You’ll need to be self-sufficient during your stay at the Domes, bringing your own food. Support local businesses and stock up in the town of Wauchope on your drive-in (and grab some pastries and coffee at Baked Culture while you’re at it). There’s a stovetop, fridge (stocked as per a mini bar), BBQs, lanterns and mozzie coils, and you can even order DIY S’More packs for fireside fun. The interiors of the Domes have a cosy, stylish fit-out, with a modern bathroom (and a proper flushing toilet—none of that drop bush toilet stuff). As there’s no mobile reception, pack a good book or make the most of treasures that lie waiting to be discovered at every turn: a bed chest full of board games, a cupboard crammed with retro DVDs, a stargazing telescope (the skies are ablaze come night time). Many of these activities are ideal for couples, but there’s plenty on offer for solo travellers, such as yoga mats, locally-made face masks and bath bombs for hot tub soaks.
It’s these thoughtful human touches that reinforce the benefit of making a responsible travel choice by booking local and giving your money to a tourism operator in the Greater Port Macquarie Region, such as Tom’s Creek Nature Domes. The owners are still working on the property following the setbacks of COVID-19, and flooding in the region —a new series of Domes designed with families and groups in mind is under construction, along with an open-air, barn-style dining hall and garden stage. Once ready, the venue will be ideal for wedding celebrations, with wedding parties able to book out the property. They’ve already got one couple—who honeymooned at the Domes—ready and waiting. Just need to train up the llamas for ring-bearer duties!

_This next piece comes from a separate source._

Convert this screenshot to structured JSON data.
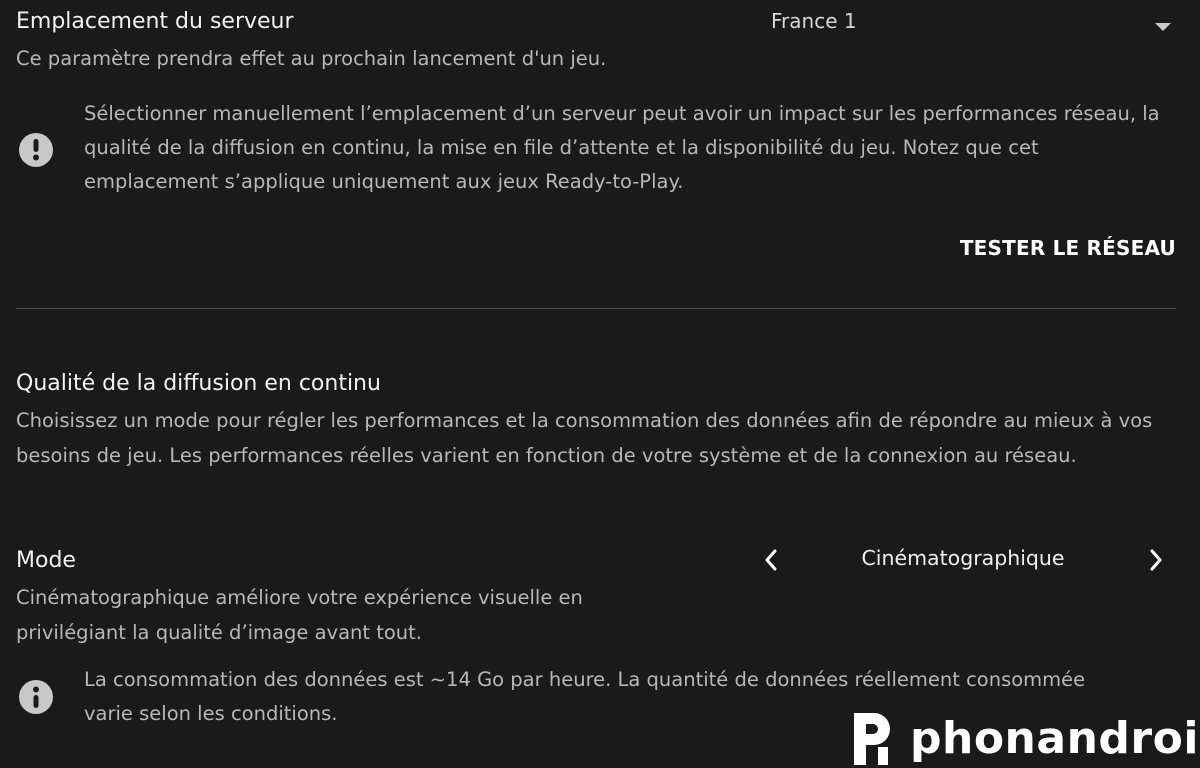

An abundance of favourite moments come to mind from my two-night stay at Tom’s Creek: sipping champagne and gourmet picnicking at the top of a hill on a giant swing under a tree, with a bird’s eye view of the entire property (the ‘Mountain Top picnic’ is a must-do activity add on during your stay), lying on a deckchair at night wrapped in a blanket gazing up at starry constellations and eating hot melted marshmallows, to revelling in the joys of travellers before me, scrawled on notes in a jar of wishes left by the telescope (you’re encouraged to write your own to add to the jar). But I’ll leave you with a gratitude journal entry I made while staying there. I will preface this by saying that I don’t actually keep a gratitude journal, but Tom’s Creek Nature Domes is just the kind of place that makes you want to start one. And so, waking up on my second morning at Tom’s —lacking any 4G bars to facilitate my bad habit of a morning Instagram scroll—I finally opened up a notebook and made my first journal entry:

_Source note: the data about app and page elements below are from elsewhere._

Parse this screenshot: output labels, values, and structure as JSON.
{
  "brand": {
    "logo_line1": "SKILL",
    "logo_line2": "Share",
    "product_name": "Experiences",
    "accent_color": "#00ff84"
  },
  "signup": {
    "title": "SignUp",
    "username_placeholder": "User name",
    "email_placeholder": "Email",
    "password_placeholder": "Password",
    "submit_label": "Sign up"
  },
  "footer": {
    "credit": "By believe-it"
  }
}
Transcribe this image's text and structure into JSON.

‘I am grateful to wake up after a deep sleep and breathe in the biggest breaths of this clean air, purified by nature and scented with eucalyptus and rain. I am grateful for this steaming hot coffee brewed on a fire. I feel accomplished at having made myself. I am grateful for the skittish sheep that made me laugh as I enjoyed a long nature walk at dawn and the animated billy goats and friendly llamas overlooking my shoulder as I write this: agreeable company for any solo traveller. I’m grateful for total peace, absolute stillness.”